Letter from the Editor

Greetings from sunny Philadelphia.Judith Currano

The month of May has come and gone, and with it the thousand-and-one tasks of the head of an academic chemistry library: giving and grading final exams and term projects, assigning grades, writing budget reports, and enjoying the ever-popular career review season. As I type the last corrections on the last page of the last administrative report and hit the “send” button, the summer opens its doors enticingly, saying, “Come in! Here, there are no classes to teach, no assignments to grade, and very few undergraduates requiring information skills training as they set about their lab reports! You finally have… spare time!”

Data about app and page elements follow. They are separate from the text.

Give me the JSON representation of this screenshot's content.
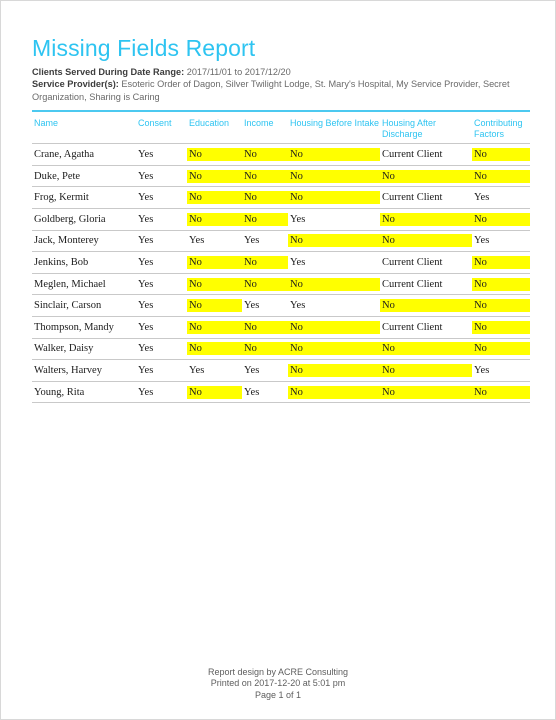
{
  "report": {
    "title": "Missing Fields Report",
    "meta": [
      {
        "label": "Clients Served During Date Range:",
        "value": "2017/11/01 to 2017/12/20"
      },
      {
        "label": "Service Provider(s):",
        "value": "Esoteric Order of Dagon, Silver Twilight Lodge, St. Mary's Hospital, My Service Provider, Secret Organization, Sharing is Caring"
      }
    ],
    "accent_color": "#2ec4f1",
    "highlight_color": "#ffff00",
    "rule_color": "#4cc9f0"
  },
  "table": {
    "columns": [
      "Name",
      "Consent",
      "Education",
      "Income",
      "Housing Before Intake",
      "Housing After Discharge",
      "Contributing Factors"
    ],
    "rows": [
      {
        "name": "Crane, Agatha",
        "consent": "Yes",
        "education": "No",
        "income": "No",
        "housing_before_intake": "No",
        "housing_after_discharge": "Current Client",
        "contributing_factors": "No",
        "highlight": {
          "consent": false,
          "education": true,
          "income": true,
          "housing_before_intake": true,
          "housing_after_discharge": false,
          "contributing_factors": true
        }
      },
      {
        "name": "Duke, Pete",
        "consent": "Yes",
        "education": "No",
        "income": "No",
        "housing_before_intake": "No",
        "housing_after_discharge": "No",
        "contributing_factors": "No",
        "highlight": {
          "consent": false,
          "education": true,
          "income": true,
          "housing_before_intake": true,
          "housing_after_discharge": true,
          "contributing_factors": true
        }
      },
      {
        "name": "Frog, Kermit",
        "consent": "Yes",
        "education": "No",
        "income": "No",
        "housing_before_intake": "No",
        "housing_after_discharge": "Current Client",
        "contributing_factors": "Yes",
        "highlight": {
          "consent": false,
          "education": true,
          "income": true,
          "housing_before_intake": true,
          "housing_after_discharge": false,
          "contributing_factors": false
        }
      },
      {
        "name": "Goldberg, Gloria",
        "consent": "Yes",
        "education": "No",
        "income": "No",
        "housing_before_intake": "Yes",
        "housing_after_discharge": "No",
        "contributing_factors": "No",
        "highlight": {
          "consent": false,
          "education": true,
          "income": true,
          "housing_before_intake": false,
          "housing_after_discharge": true,
          "contributing_factors": true
        }
      },
      {
        "name": "Jack, Monterey",
        "consent": "Yes",
        "education": "Yes",
        "income": "Yes",
        "housing_before_intake": "No",
        "housing_after_discharge": "No",
        "contributing_factors": "Yes",
        "highlight": {
          "consent": false,
          "education": false,
          "income": false,
          "housing_before_intake": true,
          "housing_after_discharge": true,
          "contributing_factors": false
        }
      },
      {
        "name": "Jenkins, Bob",
        "consent": "Yes",
        "education": "No",
        "income": "No",
        "housing_before_intake": "Yes",
        "housing_after_discharge": "Current Client",
        "contributing_factors": "No",
        "highlight": {
          "consent": false,
          "education": true,
          "income": true,
          "housing_before_intake": false,
          "housing_after_discharge": false,
          "contributing_factors": true
        }
      },
      {
        "name": "Meglen, Michael",
        "consent": "Yes",
        "education": "No",
        "income": "No",
        "housing_before_intake": "No",
        "housing_after_discharge": "Current Client",
        "contributing_factors": "No",
        "highlight": {
          "consent": false,
          "education": true,
          "income": true,
          "housing_before_intake": true,
          "housing_after_discharge": false,
          "contributing_factors": true
        }
      },
      {
        "name": "Sinclair, Carson",
        "consent": "Yes",
        "education": "No",
        "income": "Yes",
        "housing_before_intake": "Yes",
        "housing_after_discharge": "No",
        "contributing_factors": "No",
        "highlight": {
          "consent": false,
          "education": true,
          "income": false,
          "housing_before_intake": false,
          "housing_after_discharge": true,
          "contributing_factors": true
        }
      },
      {
        "name": "Thompson, Mandy",
        "consent": "Yes",
        "education": "No",
        "income": "No",
        "housing_before_intake": "No",
        "housing_after_discharge": "Current Client",
        "contributing_factors": "No",
        "highlight": {
          "consent": false,
          "education": true,
          "income": true,
          "housing_before_intake": true,
          "housing_after_discharge": false,
          "contributing_factors": true
        }
      },
      {
        "name": "Walker, Daisy",
        "consent": "Yes",
        "education": "No",
        "income": "No",
        "housing_before_intake": "No",
        "housing_after_discharge": "No",
        "contributing_factors": "No",
        "highlight": {
          "consent": false,
          "education": true,
          "income": true,
          "housing_before_intake": true,
          "housing_after_discharge": true,
          "contributing_factors": true
        }
      },
      {
        "name": "Walters, Harvey",
        "consent": "Yes",
        "education": "Yes",
        "income": "Yes",
        "housing_before_intake": "No",
        "housing_after_discharge": "No",
        "contributing_factors": "Yes",
        "highlight": {
          "consent": false,
          "education": false,
          "income": false,
          "housing_before_intake": true,
          "housing_after_discharge": true,
          "contributing_factors": false
        }
      },
      {
        "name": "Young, Rita",
        "consent": "Yes",
        "education": "No",
        "income": "Yes",
        "housing_before_intake": "No",
        "housing_after_discharge": "No",
        "contributing_factors": "No",
        "highlight": {
          "consent": false,
          "education": true,
          "income": false,
          "housing_before_intake": true,
          "housing_after_discharge": true,
          "contributing_factors": true
        }
      }
    ]
  },
  "footer": {
    "credit": "Report design by ACRE Consulting",
    "printed": "Printed on 2017-12-20 at  5:01 pm",
    "page": "Page 1 of 1"
  }
}
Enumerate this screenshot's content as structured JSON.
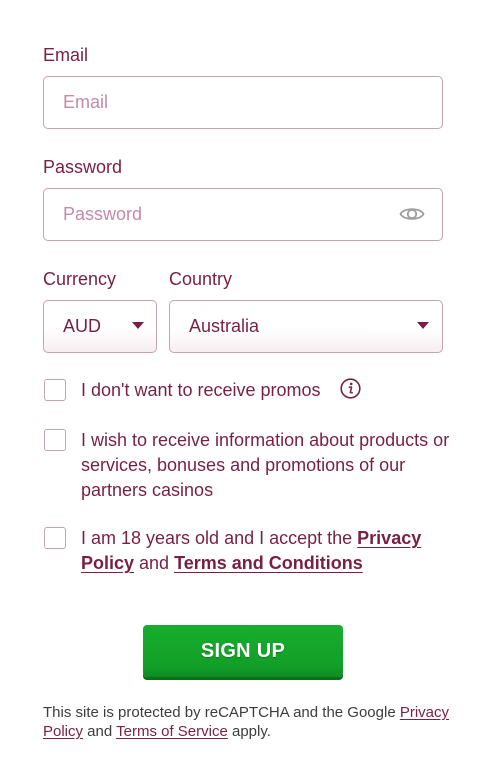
{
  "email": {
    "label": "Email",
    "placeholder": "Email",
    "value": ""
  },
  "password": {
    "label": "Password",
    "placeholder": "Password",
    "value": "",
    "toggle_icon": "eye-icon"
  },
  "currency": {
    "label": "Currency",
    "selected": "AUD"
  },
  "country": {
    "label": "Country",
    "selected": "Australia"
  },
  "checkboxes": {
    "no_promos": {
      "text": "I don't want to receive promos",
      "checked": false,
      "info_icon": "info-icon"
    },
    "partner_info": {
      "text": "I wish to receive information about products or services, bonuses and promotions of our partners casinos",
      "checked": false
    },
    "age_terms": {
      "text_before": "I am 18 years old and I accept the ",
      "privacy_link": "Privacy Policy",
      "text_and": " and ",
      "terms_link": "Terms and Conditions",
      "checked": false
    }
  },
  "signup_button": {
    "label": "SIGN UP"
  },
  "recaptcha": {
    "text_before": "This site is protected by reCAPTCHA and the Google ",
    "privacy_link": "Privacy Policy",
    "text_and": " and ",
    "terms_link": "Terms of Service",
    "text_after": " apply."
  },
  "colors": {
    "primary": "#7a1f44",
    "border": "#c7a2b5",
    "placeholder": "#c48aa8",
    "button_green": "#129f28"
  }
}
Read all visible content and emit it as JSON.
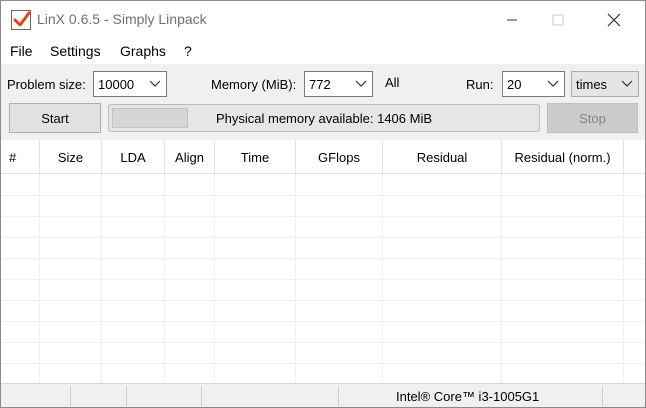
{
  "window": {
    "title": "LinX 0.6.5 - Simply Linpack"
  },
  "menu": {
    "items": [
      "File",
      "Settings",
      "Graphs",
      "?"
    ]
  },
  "controls": {
    "problem_size_label": "Problem size:",
    "problem_size_value": "10000",
    "memory_label": "Memory (MiB):",
    "memory_value": "772",
    "all_label": "All",
    "run_label": "Run:",
    "run_value": "20",
    "run_unit_value": "times",
    "start_label": "Start",
    "stop_label": "Stop",
    "memory_status": "Physical memory available: 1406 MiB",
    "progress_fraction": 0.18
  },
  "table": {
    "columns": [
      "#",
      "Size",
      "LDA",
      "Align",
      "Time",
      "GFlops",
      "Residual",
      "Residual (norm.)"
    ],
    "rows": []
  },
  "status": {
    "cpu": "Intel® Core™ i3-1005G1"
  },
  "icons": {
    "app": "checkmark-icon",
    "minimize": "minimize-icon",
    "maximize": "maximize-icon",
    "close": "close-icon",
    "dropdown": "chevron-down-icon"
  }
}
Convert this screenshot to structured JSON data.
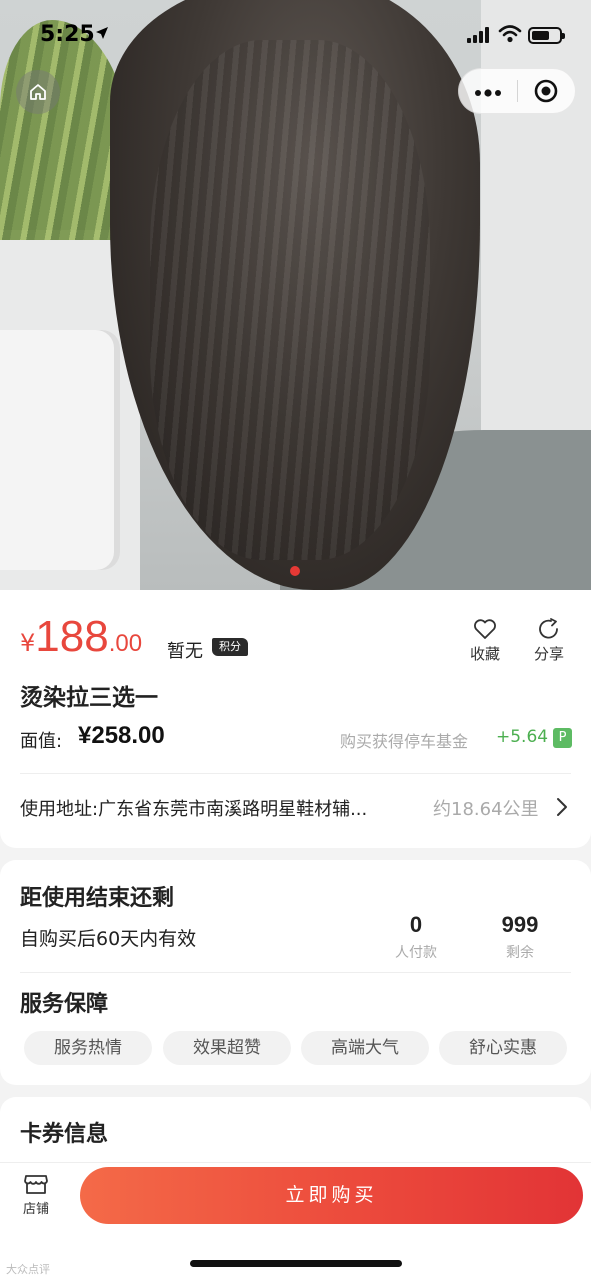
{
  "status_bar": {
    "time": "5:25"
  },
  "product": {
    "price_symbol": "¥",
    "price_integer": "188",
    "price_decimal": ".00",
    "points_text": "暂无",
    "points_tag": "积分",
    "favorite_label": "收藏",
    "share_label": "分享",
    "title": "烫染拉三选一",
    "face_value_label": "面值:",
    "face_value": "¥258.00",
    "parking_text": "购买获得停车基金",
    "parking_value": "+5.64",
    "parking_badge": "P",
    "address": "使用地址:广东省东莞市南溪路明星鞋材辅...",
    "distance": "约18.64公里"
  },
  "validity": {
    "heading": "距使用结束还剩",
    "text": "自购买后60天内有效",
    "paid_count": "0",
    "paid_label": "人付款",
    "remaining_count": "999",
    "remaining_label": "剩余"
  },
  "service": {
    "heading": "服务保障",
    "tags": [
      "服务热情",
      "效果超赞",
      "高端大气",
      "舒心实惠"
    ]
  },
  "coupon": {
    "heading": "卡券信息"
  },
  "bottom_bar": {
    "store_label": "店铺",
    "buy_label": "立即购买"
  },
  "watermark": "大众点评",
  "colors": {
    "price": "#e8473d",
    "buy_button": "#ec4a3c",
    "parking_green": "#4caf50"
  }
}
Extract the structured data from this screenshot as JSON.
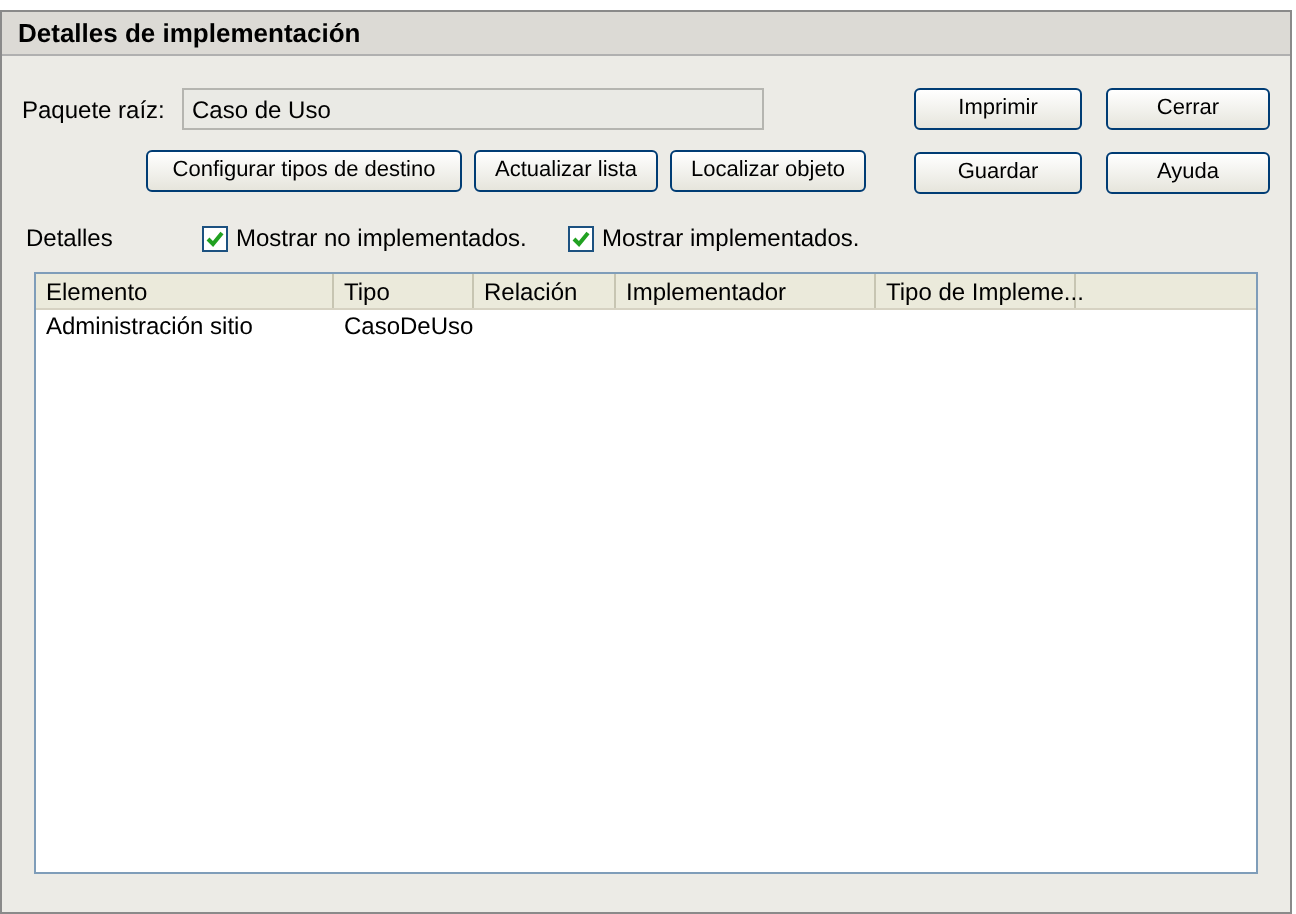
{
  "window": {
    "title": "Detalles de implementación"
  },
  "root_package": {
    "label": "Paquete raíz:",
    "value": "Caso de Uso"
  },
  "action_buttons": [
    "Configurar tipos de destino",
    "Actualizar lista",
    "Localizar objeto"
  ],
  "side_buttons": [
    "Imprimir",
    "Cerrar",
    "Guardar",
    "Ayuda"
  ],
  "details": {
    "label": "Detalles",
    "options": [
      {
        "label": "Mostrar no implementados.",
        "checked": true
      },
      {
        "label": "Mostrar implementados.",
        "checked": true
      }
    ]
  },
  "table": {
    "columns": [
      "Elemento",
      "Tipo",
      "Relación",
      "Implementador",
      "Tipo de Impleme..."
    ],
    "rows": [
      [
        "Administración sitio",
        "CasoDeUso",
        "",
        "",
        ""
      ]
    ]
  }
}
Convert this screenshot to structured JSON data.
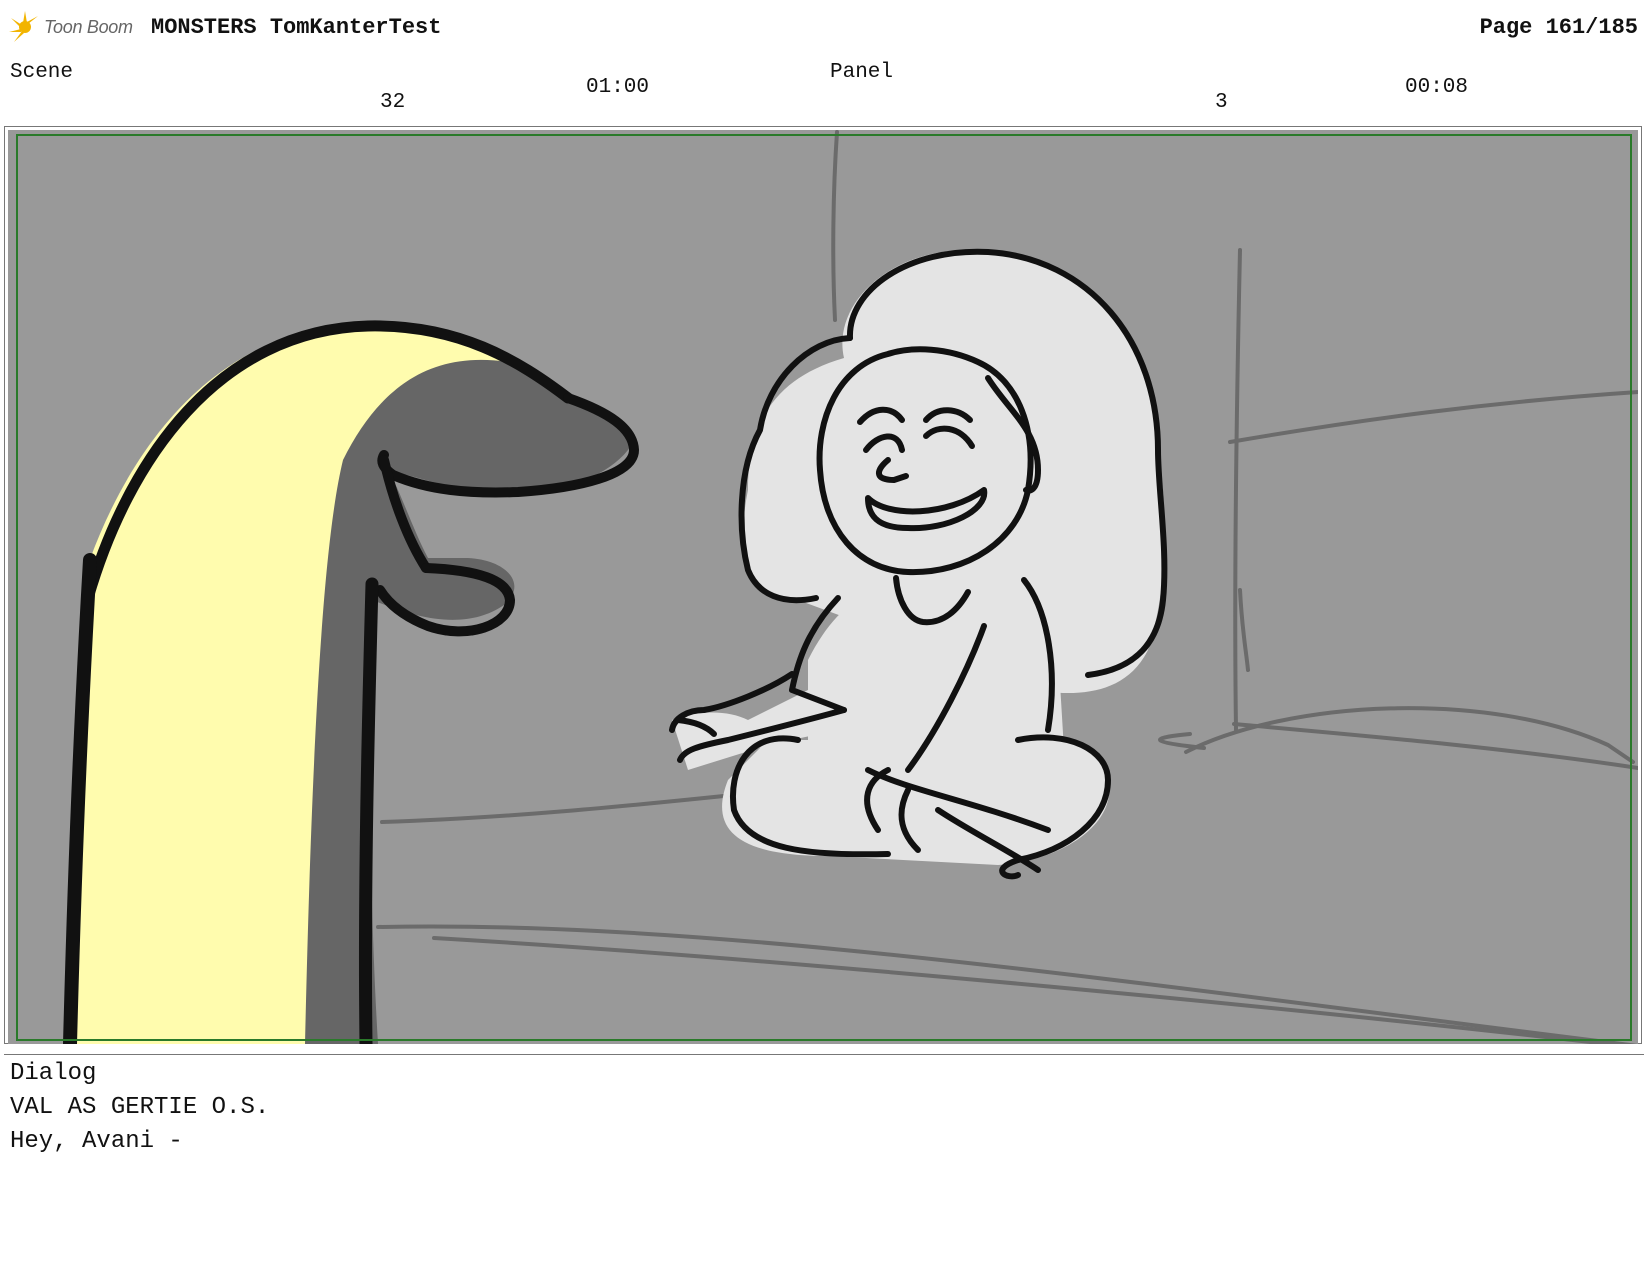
{
  "header": {
    "logo_text": "Toon Boom",
    "title": "MONSTERS TomKanterTest",
    "page": "Page 161/185"
  },
  "scene": {
    "label": "Scene",
    "number": "32",
    "duration": "01:00"
  },
  "panel": {
    "label": "Panel",
    "number": "3",
    "duration": "00:08"
  },
  "dialog": {
    "label": "Dialog",
    "lines": [
      "VAL AS GERTIE O.S.",
      "Hey, Avani -"
    ]
  },
  "colors": {
    "background": "#999999",
    "safe_frame": "#2a7a2a",
    "monster_highlight": "#fffcae",
    "monster_shadow": "#666666",
    "girl_fill": "#e4e4e4"
  }
}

I rejoice. Spare time to work on my projects: it is what I’ve been dreaming about since January! As I walk through the enchanted doors of summer, however, I start to notice the shadowy corners that I had not seen from the outside. I find that summer harbors surprising denizens: things I didn’t have time to do before, things I tried to avoid by being “too busy,” and things that just seemed like a good idea at the time. Lurking to the left are three papers that I started in the fall with the best of intentions but have yet to finish. An unfinished research guide about evaluating information hides to my right, and, when I look up, I am startled to see my research project on what and how chemists read threatening to fall from the ceiling. The phone rings; it is the colleague to whom I faithfully promised a presentation for an upcoming symposium, and she is calling to collect. “But wait!” I cry. “I’m not interested in any of this anymore! I actually want to find out whether or not group work enhances student learning of the material, and I’m sure that the answer to this question will necessitate a complete restructuring of my syllabus….”

The challenge of summer is to air out the dusty corners, critically examine their inhabitants, and perform some soul searching to determine what needs to be done and what does not, what is still interesting and what has outstayed its welcome. And so, I will sift through all of these things to do that I have discovered and invented. I will order them and begin to take a stab at them, feeling a distinct sense of accomplishment when each one is erased from the white board in my office. After all, the three months that stretch gloriously before me will, all too quickly, melt away to be replaced by the structure and rigor of another academic year.

Of course, this only describes my summers. Some of you may have tidier corners than I. Your summer projects may already be piled in neatly-prioritized stacks waiting for you to attack them. Perhaps you do not even have stacks at all; maybe your inbox is empty by the end of each day, and your outbox is filled with tidy little packages. If this is the case, I envy you, and, like all envious people, I cannot help but wish to disrupt your process just a little bit.

As disruption, I offer you this issue of the Chemical Information Bulletin with a bumper crop of features. For those who did not attend the national meeting in San Francisco and for those who missed talks by running back and forth between the various meeting hotels, seven diligent authors have transcribed the details of their symposia so that you can refresh your memory and be inspired with food for new projects. If you enjoy the subject of food, I invite you to chew over the past and future of the CINF luncheon with Svetlana, and, if the history of our division and discipline interest you, you will enjoy Wendy’s historical musing, hopefully the first of many. Finally, just in case your work has not been disrupted enough, Bob Buntrock presents another fine book review of a recent CINF-inspired ACS Symposium Series volume, and you can decide whether or not it belongs on your “to read” list.

Now, if you’ll excuse me, I simply must learn whether group work has pedagogic value or if, as my students seem to think, it is merely a new method of torture devised by instructors in the name of active learning… right after I finish that presentation that I promised to give!

Until next summer.

Judith N. Currano
University of Pennsylvania